In Iraq, Iran’s hand can still be detected: even as Iraqi forces fought to retake Fallujah from ISIL, Iran’s Quds force commander Qassim Soleimani appeared in photographs on the edge of the battlefield. In Syria, the regime of Bashar Al Assad could not have survived so long without overt Iranian assistance.

Unsurprisingly, the Gulf states are unhappy about this, as the instability that Iran has stoked in the region directly affects them, allowing space for ISIL terrorists to plan attacks, for example the suicide bombings that rocked Saudi Arabia last week, or for the Houthis to acquire weapons that kill Gulf servicemen.

Yet opposition to the current Iranian government goes far beyond the Gulf states, as a gathering in Paris over the weekend showed.
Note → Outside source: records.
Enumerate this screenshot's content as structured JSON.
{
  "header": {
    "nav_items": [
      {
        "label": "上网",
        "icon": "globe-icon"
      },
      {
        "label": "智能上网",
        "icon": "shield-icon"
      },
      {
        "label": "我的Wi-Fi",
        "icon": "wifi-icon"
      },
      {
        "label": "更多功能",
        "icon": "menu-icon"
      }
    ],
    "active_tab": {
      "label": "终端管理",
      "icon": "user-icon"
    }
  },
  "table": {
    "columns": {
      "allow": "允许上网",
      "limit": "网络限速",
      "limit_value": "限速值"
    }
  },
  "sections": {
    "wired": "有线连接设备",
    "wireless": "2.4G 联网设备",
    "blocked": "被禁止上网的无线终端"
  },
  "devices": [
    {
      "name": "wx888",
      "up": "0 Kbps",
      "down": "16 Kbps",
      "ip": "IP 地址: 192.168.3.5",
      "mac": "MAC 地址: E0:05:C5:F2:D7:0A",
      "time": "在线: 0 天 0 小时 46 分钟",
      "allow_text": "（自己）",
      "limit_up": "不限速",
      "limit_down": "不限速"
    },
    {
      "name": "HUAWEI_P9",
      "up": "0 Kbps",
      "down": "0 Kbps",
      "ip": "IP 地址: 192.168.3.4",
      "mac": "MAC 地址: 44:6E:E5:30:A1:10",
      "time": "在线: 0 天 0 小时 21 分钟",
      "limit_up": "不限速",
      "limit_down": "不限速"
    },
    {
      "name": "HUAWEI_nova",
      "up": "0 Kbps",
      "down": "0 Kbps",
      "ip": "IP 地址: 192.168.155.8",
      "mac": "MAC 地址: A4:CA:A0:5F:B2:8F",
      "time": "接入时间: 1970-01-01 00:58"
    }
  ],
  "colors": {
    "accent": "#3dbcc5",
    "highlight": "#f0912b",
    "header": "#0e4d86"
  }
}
Organised by the National Council for Resistance in Iran (NCRI), an exiled opposition group, the event attracted supporters from beyond the region – the former prime minister of Spain, a former French foreign minister and a former New York mayor.

It was a reminder that, beyond the scenes of jubilation inside Iran over the passage of the nuclear deal, there is still significant opposition to the rule of the ayatollahs.

That opposition is both domestic and foreign. Listen to the anti- Iranian slogans chanted by demonstrators outside the Green Zone in Baghdad before it was stormed in May and it is clear that many Iraqis have had enough of Iranian interference.

But it is Iranians themselves who are in the forefront of opposing the regime. Although the Green Movement, the opposition group that flourished after the 2009 Iranian election, has been crushed by Iran’s police and intelligence apparatus, the anger that gave rise to it has not gone away. Yes, Iranians are fiercely proud of their country, and rightly so, but that doesn’t mean they support everything the ayatollahs do.

The links between the Arab world and Iran are deep and long standing and, as Saudi’s former intelligence chief Prince Turki Al Faisal said at the conference, the current tensions are exceptional in a long history of friendship. Those who are angry with the current government in Tehran should find allies among the Arabs.